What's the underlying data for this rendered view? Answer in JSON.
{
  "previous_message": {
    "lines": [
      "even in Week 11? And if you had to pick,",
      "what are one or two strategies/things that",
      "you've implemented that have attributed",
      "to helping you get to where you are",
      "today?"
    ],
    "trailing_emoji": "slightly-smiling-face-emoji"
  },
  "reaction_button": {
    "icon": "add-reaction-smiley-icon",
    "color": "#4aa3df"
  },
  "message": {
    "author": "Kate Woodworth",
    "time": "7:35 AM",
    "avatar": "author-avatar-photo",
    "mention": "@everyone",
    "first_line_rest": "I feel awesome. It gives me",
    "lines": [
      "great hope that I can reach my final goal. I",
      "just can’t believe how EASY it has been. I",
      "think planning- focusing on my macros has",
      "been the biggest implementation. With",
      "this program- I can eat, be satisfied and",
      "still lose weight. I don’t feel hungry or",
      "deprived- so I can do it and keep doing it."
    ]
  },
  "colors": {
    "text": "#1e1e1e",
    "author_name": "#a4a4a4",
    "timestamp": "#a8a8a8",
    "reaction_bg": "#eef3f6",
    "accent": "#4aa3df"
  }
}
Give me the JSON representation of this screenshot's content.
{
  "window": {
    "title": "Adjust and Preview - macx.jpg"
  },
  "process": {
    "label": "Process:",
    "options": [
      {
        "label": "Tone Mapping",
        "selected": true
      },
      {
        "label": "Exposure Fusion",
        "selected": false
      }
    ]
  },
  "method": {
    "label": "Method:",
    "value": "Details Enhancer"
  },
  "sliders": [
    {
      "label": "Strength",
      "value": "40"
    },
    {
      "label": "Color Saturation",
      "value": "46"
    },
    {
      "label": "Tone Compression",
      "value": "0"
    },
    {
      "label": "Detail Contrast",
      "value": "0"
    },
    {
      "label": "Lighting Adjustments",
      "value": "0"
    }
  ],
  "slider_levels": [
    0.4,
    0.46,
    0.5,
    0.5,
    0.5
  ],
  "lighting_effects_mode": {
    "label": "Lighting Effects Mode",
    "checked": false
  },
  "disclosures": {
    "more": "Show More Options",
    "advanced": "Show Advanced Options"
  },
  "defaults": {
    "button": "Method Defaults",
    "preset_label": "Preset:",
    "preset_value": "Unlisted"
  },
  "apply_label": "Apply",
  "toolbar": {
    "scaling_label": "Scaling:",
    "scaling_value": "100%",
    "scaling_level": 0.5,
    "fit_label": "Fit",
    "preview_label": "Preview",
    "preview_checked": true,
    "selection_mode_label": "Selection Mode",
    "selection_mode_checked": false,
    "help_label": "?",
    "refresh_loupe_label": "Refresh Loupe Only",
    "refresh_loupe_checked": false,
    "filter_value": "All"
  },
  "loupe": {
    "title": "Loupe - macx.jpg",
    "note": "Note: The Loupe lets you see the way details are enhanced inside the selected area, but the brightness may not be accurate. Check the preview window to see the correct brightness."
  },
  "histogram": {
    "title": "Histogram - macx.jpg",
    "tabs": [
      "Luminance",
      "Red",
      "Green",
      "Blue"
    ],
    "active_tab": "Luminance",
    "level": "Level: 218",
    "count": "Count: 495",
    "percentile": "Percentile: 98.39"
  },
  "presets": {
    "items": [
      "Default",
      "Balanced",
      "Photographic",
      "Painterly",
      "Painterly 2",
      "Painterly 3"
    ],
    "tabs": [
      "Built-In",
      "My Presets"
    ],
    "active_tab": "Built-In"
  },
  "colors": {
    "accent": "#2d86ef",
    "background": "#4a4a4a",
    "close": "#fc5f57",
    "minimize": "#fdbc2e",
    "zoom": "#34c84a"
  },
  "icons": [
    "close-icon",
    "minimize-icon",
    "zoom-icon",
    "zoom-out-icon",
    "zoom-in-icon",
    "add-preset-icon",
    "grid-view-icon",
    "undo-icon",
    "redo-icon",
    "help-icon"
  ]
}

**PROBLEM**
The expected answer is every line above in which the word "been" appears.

**SOLUTION TO THE EXERCISE**
      "just can’t believe how EASY it has been. I",
      "been the biggest implementation. With",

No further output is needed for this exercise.